_INPUT MATERIAL_:
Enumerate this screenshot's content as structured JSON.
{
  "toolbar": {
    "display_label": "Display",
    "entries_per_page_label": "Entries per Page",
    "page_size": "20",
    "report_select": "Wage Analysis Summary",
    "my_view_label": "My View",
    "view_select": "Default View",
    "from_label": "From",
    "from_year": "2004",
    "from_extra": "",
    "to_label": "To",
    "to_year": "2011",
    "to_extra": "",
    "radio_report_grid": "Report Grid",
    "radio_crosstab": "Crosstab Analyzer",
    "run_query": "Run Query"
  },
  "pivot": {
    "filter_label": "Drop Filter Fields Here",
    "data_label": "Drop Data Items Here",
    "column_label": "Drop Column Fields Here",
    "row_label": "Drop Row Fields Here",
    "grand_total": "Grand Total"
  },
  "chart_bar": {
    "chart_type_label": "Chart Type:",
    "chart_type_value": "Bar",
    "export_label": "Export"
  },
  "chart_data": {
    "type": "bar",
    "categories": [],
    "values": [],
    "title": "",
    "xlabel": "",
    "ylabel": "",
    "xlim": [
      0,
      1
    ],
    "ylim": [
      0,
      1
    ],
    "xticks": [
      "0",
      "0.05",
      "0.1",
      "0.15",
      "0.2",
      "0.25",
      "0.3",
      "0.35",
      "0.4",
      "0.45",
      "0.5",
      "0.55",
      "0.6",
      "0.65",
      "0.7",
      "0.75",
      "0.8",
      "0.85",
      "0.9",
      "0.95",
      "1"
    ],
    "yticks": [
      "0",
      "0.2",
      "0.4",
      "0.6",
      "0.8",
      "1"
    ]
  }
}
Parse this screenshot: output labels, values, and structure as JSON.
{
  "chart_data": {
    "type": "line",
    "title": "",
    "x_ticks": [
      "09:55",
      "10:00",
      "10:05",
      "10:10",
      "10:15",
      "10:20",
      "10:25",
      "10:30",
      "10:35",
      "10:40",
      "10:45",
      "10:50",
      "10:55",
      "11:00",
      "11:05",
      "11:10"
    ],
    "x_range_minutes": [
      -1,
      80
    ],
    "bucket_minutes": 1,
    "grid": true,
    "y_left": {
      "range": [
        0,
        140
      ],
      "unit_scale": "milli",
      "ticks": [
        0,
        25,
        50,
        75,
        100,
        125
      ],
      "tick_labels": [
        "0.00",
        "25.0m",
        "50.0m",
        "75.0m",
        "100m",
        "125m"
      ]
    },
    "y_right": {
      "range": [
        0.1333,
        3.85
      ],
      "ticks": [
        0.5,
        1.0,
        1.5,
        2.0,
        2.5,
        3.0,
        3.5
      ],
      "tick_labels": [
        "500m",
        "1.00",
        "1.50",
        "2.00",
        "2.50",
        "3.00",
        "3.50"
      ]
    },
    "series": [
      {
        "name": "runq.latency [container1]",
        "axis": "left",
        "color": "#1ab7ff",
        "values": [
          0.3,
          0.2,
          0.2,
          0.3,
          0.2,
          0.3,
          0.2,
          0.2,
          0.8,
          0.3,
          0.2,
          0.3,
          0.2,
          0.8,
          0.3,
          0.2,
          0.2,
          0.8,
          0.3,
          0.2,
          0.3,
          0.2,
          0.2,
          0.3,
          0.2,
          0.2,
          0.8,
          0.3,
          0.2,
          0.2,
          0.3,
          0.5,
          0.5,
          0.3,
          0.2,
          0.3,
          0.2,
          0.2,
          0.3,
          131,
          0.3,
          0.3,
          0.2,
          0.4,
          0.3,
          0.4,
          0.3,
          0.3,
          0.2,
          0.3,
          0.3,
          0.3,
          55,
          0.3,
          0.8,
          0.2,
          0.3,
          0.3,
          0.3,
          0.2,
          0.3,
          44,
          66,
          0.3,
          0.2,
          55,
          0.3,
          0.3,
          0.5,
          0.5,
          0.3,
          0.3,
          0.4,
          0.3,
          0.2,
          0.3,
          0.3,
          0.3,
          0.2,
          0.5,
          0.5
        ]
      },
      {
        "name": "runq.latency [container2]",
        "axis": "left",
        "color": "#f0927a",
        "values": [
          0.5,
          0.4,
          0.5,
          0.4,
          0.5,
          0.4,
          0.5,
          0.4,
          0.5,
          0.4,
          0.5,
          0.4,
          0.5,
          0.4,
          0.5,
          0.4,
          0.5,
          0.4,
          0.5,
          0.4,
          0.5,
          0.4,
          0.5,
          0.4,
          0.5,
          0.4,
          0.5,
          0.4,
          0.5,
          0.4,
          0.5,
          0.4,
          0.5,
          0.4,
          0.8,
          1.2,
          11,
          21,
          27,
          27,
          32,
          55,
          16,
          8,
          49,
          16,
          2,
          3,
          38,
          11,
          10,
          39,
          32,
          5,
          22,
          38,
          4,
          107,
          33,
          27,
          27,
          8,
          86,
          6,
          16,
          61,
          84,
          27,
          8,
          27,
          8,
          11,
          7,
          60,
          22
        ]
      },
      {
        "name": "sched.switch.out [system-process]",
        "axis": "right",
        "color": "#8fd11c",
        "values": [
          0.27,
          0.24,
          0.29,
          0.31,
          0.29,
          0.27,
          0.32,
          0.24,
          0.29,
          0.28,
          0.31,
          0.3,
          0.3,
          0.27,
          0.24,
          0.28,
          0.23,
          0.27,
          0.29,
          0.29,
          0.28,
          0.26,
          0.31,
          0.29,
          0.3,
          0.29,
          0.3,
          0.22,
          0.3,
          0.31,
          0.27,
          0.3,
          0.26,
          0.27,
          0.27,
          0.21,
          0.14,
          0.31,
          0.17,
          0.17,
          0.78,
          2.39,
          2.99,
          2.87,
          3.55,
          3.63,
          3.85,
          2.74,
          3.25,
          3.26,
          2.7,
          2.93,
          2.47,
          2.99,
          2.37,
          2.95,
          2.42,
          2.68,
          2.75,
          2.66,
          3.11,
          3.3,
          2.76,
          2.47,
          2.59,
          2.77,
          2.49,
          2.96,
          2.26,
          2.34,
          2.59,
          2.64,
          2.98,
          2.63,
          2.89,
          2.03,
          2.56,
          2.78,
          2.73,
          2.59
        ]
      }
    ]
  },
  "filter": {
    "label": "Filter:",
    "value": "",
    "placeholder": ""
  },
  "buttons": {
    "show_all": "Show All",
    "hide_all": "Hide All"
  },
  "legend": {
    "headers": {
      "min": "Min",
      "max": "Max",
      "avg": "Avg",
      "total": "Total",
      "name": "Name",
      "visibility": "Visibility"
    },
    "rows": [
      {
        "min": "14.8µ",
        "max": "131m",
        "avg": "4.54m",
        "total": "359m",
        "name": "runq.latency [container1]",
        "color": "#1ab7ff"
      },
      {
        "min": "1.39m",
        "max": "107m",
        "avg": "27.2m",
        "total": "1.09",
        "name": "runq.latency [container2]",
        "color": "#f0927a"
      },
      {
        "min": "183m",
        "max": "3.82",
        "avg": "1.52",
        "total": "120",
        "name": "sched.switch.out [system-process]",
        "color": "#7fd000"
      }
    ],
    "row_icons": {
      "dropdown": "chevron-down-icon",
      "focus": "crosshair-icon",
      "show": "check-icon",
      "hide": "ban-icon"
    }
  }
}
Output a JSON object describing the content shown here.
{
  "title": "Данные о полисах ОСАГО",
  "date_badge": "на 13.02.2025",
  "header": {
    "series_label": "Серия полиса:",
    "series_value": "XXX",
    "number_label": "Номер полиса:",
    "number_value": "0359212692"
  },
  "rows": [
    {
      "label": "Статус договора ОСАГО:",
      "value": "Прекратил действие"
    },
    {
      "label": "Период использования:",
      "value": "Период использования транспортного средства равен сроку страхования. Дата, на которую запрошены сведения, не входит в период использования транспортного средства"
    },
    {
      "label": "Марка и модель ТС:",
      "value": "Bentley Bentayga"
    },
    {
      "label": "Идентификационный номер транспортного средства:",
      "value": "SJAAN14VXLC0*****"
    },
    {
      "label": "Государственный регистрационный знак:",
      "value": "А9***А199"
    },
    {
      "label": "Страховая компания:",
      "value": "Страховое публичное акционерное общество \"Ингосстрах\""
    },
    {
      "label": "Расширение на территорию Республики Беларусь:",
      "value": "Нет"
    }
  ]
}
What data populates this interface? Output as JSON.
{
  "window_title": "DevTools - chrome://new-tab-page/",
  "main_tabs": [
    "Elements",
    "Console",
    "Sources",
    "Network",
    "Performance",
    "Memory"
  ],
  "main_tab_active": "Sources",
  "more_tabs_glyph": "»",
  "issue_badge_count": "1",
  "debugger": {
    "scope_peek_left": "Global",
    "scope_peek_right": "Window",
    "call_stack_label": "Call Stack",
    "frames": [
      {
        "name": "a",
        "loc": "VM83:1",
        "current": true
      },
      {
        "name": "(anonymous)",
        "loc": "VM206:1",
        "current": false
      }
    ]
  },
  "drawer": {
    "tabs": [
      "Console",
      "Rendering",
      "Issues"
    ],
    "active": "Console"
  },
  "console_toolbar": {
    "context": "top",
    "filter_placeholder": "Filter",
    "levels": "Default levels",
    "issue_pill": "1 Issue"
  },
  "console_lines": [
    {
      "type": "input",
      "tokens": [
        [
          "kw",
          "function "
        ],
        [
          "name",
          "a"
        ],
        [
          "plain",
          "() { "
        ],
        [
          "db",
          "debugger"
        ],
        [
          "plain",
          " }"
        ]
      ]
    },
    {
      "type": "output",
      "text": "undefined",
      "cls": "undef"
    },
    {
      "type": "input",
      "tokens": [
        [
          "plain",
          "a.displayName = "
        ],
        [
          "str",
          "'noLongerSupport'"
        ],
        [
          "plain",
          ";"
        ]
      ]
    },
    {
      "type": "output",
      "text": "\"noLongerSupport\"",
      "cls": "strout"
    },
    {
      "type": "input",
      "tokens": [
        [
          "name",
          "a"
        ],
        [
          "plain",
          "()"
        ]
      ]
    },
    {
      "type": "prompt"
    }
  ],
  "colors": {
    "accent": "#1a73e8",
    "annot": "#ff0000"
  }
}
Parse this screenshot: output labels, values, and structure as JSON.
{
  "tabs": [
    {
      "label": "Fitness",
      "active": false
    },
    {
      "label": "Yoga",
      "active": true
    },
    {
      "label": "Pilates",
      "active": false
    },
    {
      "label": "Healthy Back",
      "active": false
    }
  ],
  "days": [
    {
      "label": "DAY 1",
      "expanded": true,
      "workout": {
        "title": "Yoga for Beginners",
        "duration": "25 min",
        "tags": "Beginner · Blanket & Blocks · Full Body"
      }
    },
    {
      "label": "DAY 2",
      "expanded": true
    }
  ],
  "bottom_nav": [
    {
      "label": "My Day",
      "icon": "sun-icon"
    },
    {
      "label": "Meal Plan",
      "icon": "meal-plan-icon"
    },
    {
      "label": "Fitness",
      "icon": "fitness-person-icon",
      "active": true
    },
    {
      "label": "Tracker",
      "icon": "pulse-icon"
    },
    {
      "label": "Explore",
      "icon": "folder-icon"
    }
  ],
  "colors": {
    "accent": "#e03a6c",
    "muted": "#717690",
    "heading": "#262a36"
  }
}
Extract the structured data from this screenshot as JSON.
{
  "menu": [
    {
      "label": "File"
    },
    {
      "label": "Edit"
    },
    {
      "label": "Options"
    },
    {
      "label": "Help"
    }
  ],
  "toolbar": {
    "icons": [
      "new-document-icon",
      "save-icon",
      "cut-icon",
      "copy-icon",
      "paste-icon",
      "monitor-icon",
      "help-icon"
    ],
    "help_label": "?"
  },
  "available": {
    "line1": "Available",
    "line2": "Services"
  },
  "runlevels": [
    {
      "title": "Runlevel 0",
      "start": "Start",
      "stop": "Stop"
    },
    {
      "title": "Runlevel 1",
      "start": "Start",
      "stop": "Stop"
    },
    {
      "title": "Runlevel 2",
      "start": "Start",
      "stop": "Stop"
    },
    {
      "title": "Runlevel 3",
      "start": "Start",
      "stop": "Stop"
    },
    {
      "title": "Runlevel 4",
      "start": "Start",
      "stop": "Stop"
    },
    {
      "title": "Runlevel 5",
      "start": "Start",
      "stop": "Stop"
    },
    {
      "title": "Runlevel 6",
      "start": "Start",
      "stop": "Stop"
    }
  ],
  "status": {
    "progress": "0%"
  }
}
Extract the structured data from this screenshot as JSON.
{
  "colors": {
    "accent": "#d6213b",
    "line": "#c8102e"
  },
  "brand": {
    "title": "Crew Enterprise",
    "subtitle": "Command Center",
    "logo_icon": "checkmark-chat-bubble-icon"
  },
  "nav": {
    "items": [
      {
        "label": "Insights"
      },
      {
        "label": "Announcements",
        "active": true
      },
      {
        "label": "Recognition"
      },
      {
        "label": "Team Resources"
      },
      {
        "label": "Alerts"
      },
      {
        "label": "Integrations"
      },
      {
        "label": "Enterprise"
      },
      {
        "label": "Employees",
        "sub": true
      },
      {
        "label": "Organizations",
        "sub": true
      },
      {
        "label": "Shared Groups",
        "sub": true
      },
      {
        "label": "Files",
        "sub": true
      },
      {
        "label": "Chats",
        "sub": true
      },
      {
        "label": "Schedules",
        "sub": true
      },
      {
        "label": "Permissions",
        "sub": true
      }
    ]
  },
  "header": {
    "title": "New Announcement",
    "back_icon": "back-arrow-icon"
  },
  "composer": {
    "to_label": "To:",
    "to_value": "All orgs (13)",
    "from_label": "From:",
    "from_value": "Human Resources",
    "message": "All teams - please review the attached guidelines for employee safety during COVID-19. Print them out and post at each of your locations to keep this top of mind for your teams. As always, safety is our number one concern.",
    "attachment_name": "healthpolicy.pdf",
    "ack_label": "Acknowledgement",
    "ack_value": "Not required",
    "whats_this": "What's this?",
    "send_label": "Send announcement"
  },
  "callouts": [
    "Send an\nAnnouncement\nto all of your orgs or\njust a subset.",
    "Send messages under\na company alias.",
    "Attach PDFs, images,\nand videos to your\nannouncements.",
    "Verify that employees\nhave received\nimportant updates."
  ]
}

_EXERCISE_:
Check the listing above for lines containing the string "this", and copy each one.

_ANSWER SPACE_:
Enumerate this screenshot's content as structured JSON.
Parse this screenshot: output labels, values, and structure as JSON.
What data populates this interface? Output as JSON.
Parse this screenshot: output labels, values, and structure as JSON.
Extract the structured data from this screenshot as JSON.
Extract the structured data from this screenshot as JSON.
    "message": "All teams - please review the attached guidelines for employee safety during COVID-19. Print them out and post at each of your locations to keep this top of mind for your teams. As always, safety is our number one concern.",
    "whats_this": "What's this?",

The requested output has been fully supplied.